It is a fact of life that energy efficiency is almost explicitly overlooked, because people rush to what are seen to be more technological but, invariably, capital-intensive solutions to the challenges we face. It is absolutely true that we need to do far more to drive forward energy efficiency.
As the hon. Member for Brighton, Pavilion said earlier in proceedings, the green deal is not the whole solution. We need to go further. In the electricity market reform proposals, which we will publish soon, and which will be taken forward in a further energy Bill, we will be dealing directly with further ways that we can incentivise whole market and whole economy approaches to energy efficiency and look at how we can come at energy efficiency from the opposite direction to the green deal. The green deal is a way of scaling up from the ground. In the EMR, we will be looking at how we can take large-scale responses and come the other way, as an alternative response to concerns about capacity—alternative to building new generating capacity.
Before we get to that legislation, I can assure hon. Members that we are already engaged with energy efficiency in the Department. The new ministerial team has pushed energy efficiency up the policy agenda. We will publish a report this autumn, which will provide an update on the progress towards meeting the first three carbon budgets and looking at the delivery of the fourth carbon budget. An essential part of that report will be the ambition and progress of our energy efficiency policies. The report will provide the type of whole-economy assessment that the new clause seeks to achieve.
The costs of particular technologies are assessed through extensive consultation with stakeholders. We are upping our level of engagement, and therefore another aim of the new clause is already being delivered and does not need legislative underpinning. We will be formally consulting on the green deal in the autumn, and I reassure the hon. Member for Southampton, Test that we are having extensive discussions outside the formal consultation process with the organisations to which the new clause refers. We have set up two green deal stakeholder forums specifically looking at the costs and benefits of a range of energy-efficiency measures and trying to quantify them with far greater accuracy.
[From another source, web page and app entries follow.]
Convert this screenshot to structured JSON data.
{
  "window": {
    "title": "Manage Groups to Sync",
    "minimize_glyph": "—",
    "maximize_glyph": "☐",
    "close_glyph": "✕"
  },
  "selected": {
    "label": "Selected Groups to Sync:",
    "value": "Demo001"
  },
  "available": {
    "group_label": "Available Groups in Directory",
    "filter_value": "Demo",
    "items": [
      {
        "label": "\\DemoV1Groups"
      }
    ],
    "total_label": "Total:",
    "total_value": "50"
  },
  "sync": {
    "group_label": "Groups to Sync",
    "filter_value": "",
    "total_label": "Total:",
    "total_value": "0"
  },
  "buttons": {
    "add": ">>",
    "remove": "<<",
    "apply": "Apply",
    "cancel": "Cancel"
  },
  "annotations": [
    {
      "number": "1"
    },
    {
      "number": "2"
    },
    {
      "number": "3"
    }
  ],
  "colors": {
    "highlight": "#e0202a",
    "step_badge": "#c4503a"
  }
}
They are also exploring the options for promoting the appropriate sequencing of installations.
I appreciate that that probably does not go quite as far as the hon. Gentleman would like, but I assure him—and my father with his Eco-slab—that the Government are actually prioritising energy efficiency as never before. [Interruption.] The Minister of State, Department of Energy and Climate Change, my hon. Friend the Member for Wealden heckles me from a sedentary position, but I suppose that that was a bit of product placement on behalf of the old man. I pray for the Committee’s forgiveness. I assure the hon. Member for Southampton, Test that we are driving forward on a much more ambitious scale on energy efficiency policy formulation. We are not there yet. We welcome suggestions and constructive input into the debate, so that when we come forward with our final energy efficiency proposals, particularly in the EMR, we get the best that we can achieve. Accordingly, I would urge the hon. Gentleman to withdraw his new clause.
On the subject of better names, I think that Eco-slab sounds a little like a heavy metal band and could perhaps be renamed. That is a tip for the Minister’s father, and I hope that it will be taken in the spirit that is intended.
I am encouraged by the Minister’s response, but not quite as encouraged as I was with the previous new clause. Nevertheless, I am sufficiently encouraged, so I beg to ask leave to withdraw the motion.